**The input:**
== Segment start ==
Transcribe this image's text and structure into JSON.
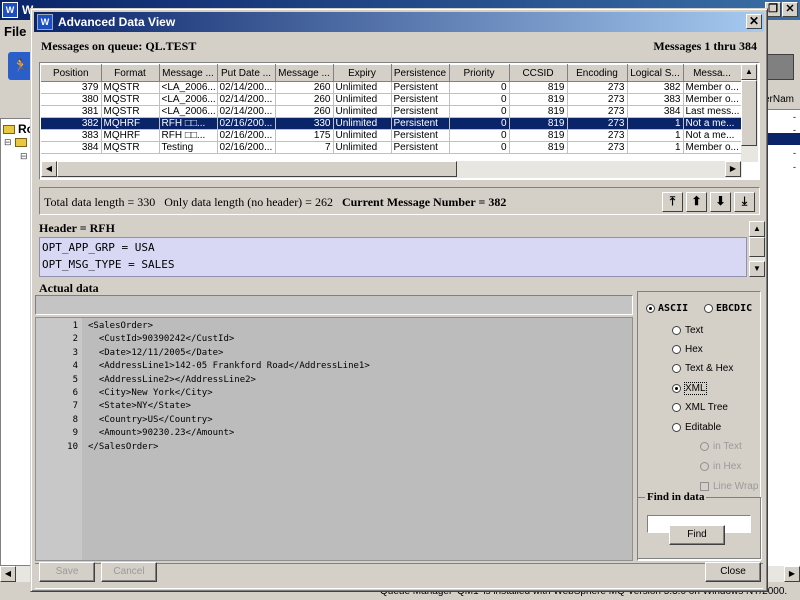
{
  "background": {
    "app_title_letter": "W",
    "title_fragment": "W",
    "menu_file": "File",
    "tree_root_label": "Ro",
    "right_column_header": "erNam",
    "status_text": "Queue Manager 'QM1' is installed with WebSphere MQ Version 5.3.0 on Windows NT/2000."
  },
  "dialog": {
    "title": "Advanced Data View",
    "close_glyph": "✕",
    "queue_label": "Messages on queue: QL.TEST",
    "messages_range": "Messages 1 thru 384",
    "table": {
      "columns": [
        "Position",
        "Format",
        "Message ...",
        "Put Date ...",
        "Message ...",
        "Expiry",
        "Persistence",
        "Priority",
        "CCSID",
        "Encoding",
        "Logical S...",
        "Messa..."
      ],
      "rows": [
        {
          "position": "379",
          "format": "MQSTR",
          "msgid": "<LA_2006...",
          "putdate": "02/14/200...",
          "length": "260",
          "expiry": "Unlimited",
          "persistence": "Persistent",
          "priority": "0",
          "ccsid": "819",
          "encoding": "273",
          "logical": "382",
          "message": "Member o..."
        },
        {
          "position": "380",
          "format": "MQSTR",
          "msgid": "<LA_2006...",
          "putdate": "02/14/200...",
          "length": "260",
          "expiry": "Unlimited",
          "persistence": "Persistent",
          "priority": "0",
          "ccsid": "819",
          "encoding": "273",
          "logical": "383",
          "message": "Member o..."
        },
        {
          "position": "381",
          "format": "MQSTR",
          "msgid": "<LA_2006...",
          "putdate": "02/14/200...",
          "length": "260",
          "expiry": "Unlimited",
          "persistence": "Persistent",
          "priority": "0",
          "ccsid": "819",
          "encoding": "273",
          "logical": "384",
          "message": "Last mess..."
        },
        {
          "position": "382",
          "format": "MQHRF",
          "msgid": "RFH □□...",
          "putdate": "02/16/200...",
          "length": "330",
          "expiry": "Unlimited",
          "persistence": "Persistent",
          "priority": "0",
          "ccsid": "819",
          "encoding": "273",
          "logical": "1",
          "message": "Not a me...",
          "selected": true
        },
        {
          "position": "383",
          "format": "MQHRF",
          "msgid": "RFH □□...",
          "putdate": "02/16/200...",
          "length": "175",
          "expiry": "Unlimited",
          "persistence": "Persistent",
          "priority": "0",
          "ccsid": "819",
          "encoding": "273",
          "logical": "1",
          "message": "Not a me..."
        },
        {
          "position": "384",
          "format": "MQSTR",
          "msgid": "Testing",
          "putdate": "02/16/200...",
          "length": "7",
          "expiry": "Unlimited",
          "persistence": "Persistent",
          "priority": "0",
          "ccsid": "819",
          "encoding": "273",
          "logical": "1",
          "message": "Member o..."
        }
      ]
    },
    "info": {
      "total_length": "Total data length = 330",
      "only_data_length": "Only data length (no header) = 262",
      "current_message": "Current Message Number = 382"
    },
    "nav": {
      "first": "⤒",
      "prev": "⬆",
      "next": "⬇",
      "last": "⤓"
    },
    "header_section": {
      "title": "Header = RFH",
      "lines": [
        "OPT_APP_GRP = USA",
        "OPT_MSG_TYPE = SALES"
      ]
    },
    "actual_data": {
      "title": "Actual data",
      "lines": [
        {
          "num": "1",
          "code": "<SalesOrder>"
        },
        {
          "num": "2",
          "code": "  <CustId>90390242</CustId>"
        },
        {
          "num": "3",
          "code": "  <Date>12/11/2005</Date>"
        },
        {
          "num": "4",
          "code": "  <AddressLine1>142-05 Frankford Road</AddressLine1>"
        },
        {
          "num": "5",
          "code": "  <AddressLine2></AddressLine2>"
        },
        {
          "num": "6",
          "code": "  <City>New York</City>"
        },
        {
          "num": "7",
          "code": "  <State>NY</State>"
        },
        {
          "num": "8",
          "code": "  <Country>US</Country>"
        },
        {
          "num": "9",
          "code": "  <Amount>90230.23</Amount>"
        },
        {
          "num": "10",
          "code": "</SalesOrder>"
        }
      ]
    },
    "options": {
      "ascii": "ASCII",
      "ebcdic": "EBCDIC",
      "text": "Text",
      "hex": "Hex",
      "text_hex": "Text & Hex",
      "xml": "XML",
      "xml_tree": "XML Tree",
      "editable": "Editable",
      "in_text": "in Text",
      "in_hex": "in Hex",
      "line_wrap": "Line Wrap"
    },
    "find": {
      "title": "Find in data",
      "input_value": "",
      "button": "Find"
    },
    "footer": {
      "save": "Save",
      "cancel": "Cancel",
      "close": "Close"
    }
  }
}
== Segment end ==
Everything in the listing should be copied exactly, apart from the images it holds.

Transcribe this image's text and structure into JSON.
{
  "background": {
    "app_title_letter": "W",
    "title_fragment": "W",
    "menu_file": "File",
    "tree_root_label": "Ro",
    "right_column_header": "erNam",
    "status_text": "Queue Manager 'QM1' is installed with WebSphere MQ Version 5.3.0 on Windows NT/2000."
  },
  "dialog": {
    "title": "Advanced Data View",
    "close_glyph": "✕",
    "queue_label": "Messages on queue: QL.TEST",
    "messages_range": "Messages 1 thru 384",
    "table": {
      "columns": [
        "Position",
        "Format",
        "Message ...",
        "Put Date ...",
        "Message ...",
        "Expiry",
        "Persistence",
        "Priority",
        "CCSID",
        "Encoding",
        "Logical S...",
        "Messa..."
      ],
      "rows": [
        {
          "position": "379",
          "format": "MQSTR",
          "msgid": "<LA_2006...",
          "putdate": "02/14/200...",
          "length": "260",
          "expiry": "Unlimited",
          "persistence": "Persistent",
          "priority": "0",
          "ccsid": "819",
          "encoding": "273",
          "logical": "382",
          "message": "Member o..."
        },
        {
          "position": "380",
          "format": "MQSTR",
          "msgid": "<LA_2006...",
          "putdate": "02/14/200...",
          "length": "260",
          "expiry": "Unlimited",
          "persistence": "Persistent",
          "priority": "0",
          "ccsid": "819",
          "encoding": "273",
          "logical": "383",
          "message": "Member o..."
        },
        {
          "position": "381",
          "format": "MQSTR",
          "msgid": "<LA_2006...",
          "putdate": "02/14/200...",
          "length": "260",
          "expiry": "Unlimited",
          "persistence": "Persistent",
          "priority": "0",
          "ccsid": "819",
          "encoding": "273",
          "logical": "384",
          "message": "Last mess..."
        },
        {
          "position": "382",
          "format": "MQHRF",
          "msgid": "RFH □□...",
          "putdate": "02/16/200...",
          "length": "330",
          "expiry": "Unlimited",
          "persistence": "Persistent",
          "priority": "0",
          "ccsid": "819",
          "encoding": "273",
          "logical": "1",
          "message": "Not a me...",
          "selected": true
        },
        {
          "position": "383",
          "format": "MQHRF",
          "msgid": "RFH □□...",
          "putdate": "02/16/200...",
          "length": "175",
          "expiry": "Unlimited",
          "persistence": "Persistent",
          "priority": "0",
          "ccsid": "819",
          "encoding": "273",
          "logical": "1",
          "message": "Not a me..."
        },
        {
          "position": "384",
          "format": "MQSTR",
          "msgid": "Testing",
          "putdate": "02/16/200...",
          "length": "7",
          "expiry": "Unlimited",
          "persistence": "Persistent",
          "priority": "0",
          "ccsid": "819",
          "encoding": "273",
          "logical": "1",
          "message": "Member o..."
        }
      ]
    },
    "info": {
      "total_length": "Total data length = 330",
      "only_data_length": "Only data length (no header) = 262",
      "current_message": "Current Message Number = 382"
    },
    "nav": {
      "first": "⤒",
      "prev": "⬆",
      "next": "⬇",
      "last": "⤓"
    },
    "header_section": {
      "title": "Header = RFH",
      "lines": [
        "OPT_APP_GRP = USA",
        "OPT_MSG_TYPE = SALES"
      ]
    },
    "actual_data": {
      "title": "Actual data",
      "lines": [
        {
          "num": "1",
          "code": "<SalesOrder>"
        },
        {
          "num": "2",
          "code": "  <CustId>90390242</CustId>"
        },
        {
          "num": "3",
          "code": "  <Date>12/11/2005</Date>"
        },
        {
          "num": "4",
          "code": "  <AddressLine1>142-05 Frankford Road</AddressLine1>"
        },
        {
          "num": "5",
          "code": "  <AddressLine2></AddressLine2>"
        },
        {
          "num": "6",
          "code": "  <City>New York</City>"
        },
        {
          "num": "7",
          "code": "  <State>NY</State>"
        },
        {
          "num": "8",
          "code": "  <Country>US</Country>"
        },
        {
          "num": "9",
          "code": "  <Amount>90230.23</Amount>"
        },
        {
          "num": "10",
          "code": "</SalesOrder>"
        }
      ]
    },
    "options": {
      "ascii": "ASCII",
      "ebcdic": "EBCDIC",
      "text": "Text",
      "hex": "Hex",
      "text_hex": "Text & Hex",
      "xml": "XML",
      "xml_tree": "XML Tree",
      "editable": "Editable",
      "in_text": "in Text",
      "in_hex": "in Hex",
      "line_wrap": "Line Wrap"
    },
    "find": {
      "title": "Find in data",
      "input_value": "",
      "button": "Find"
    },
    "footer": {
      "save": "Save",
      "cancel": "Cancel",
      "close": "Close"
    }
  }
}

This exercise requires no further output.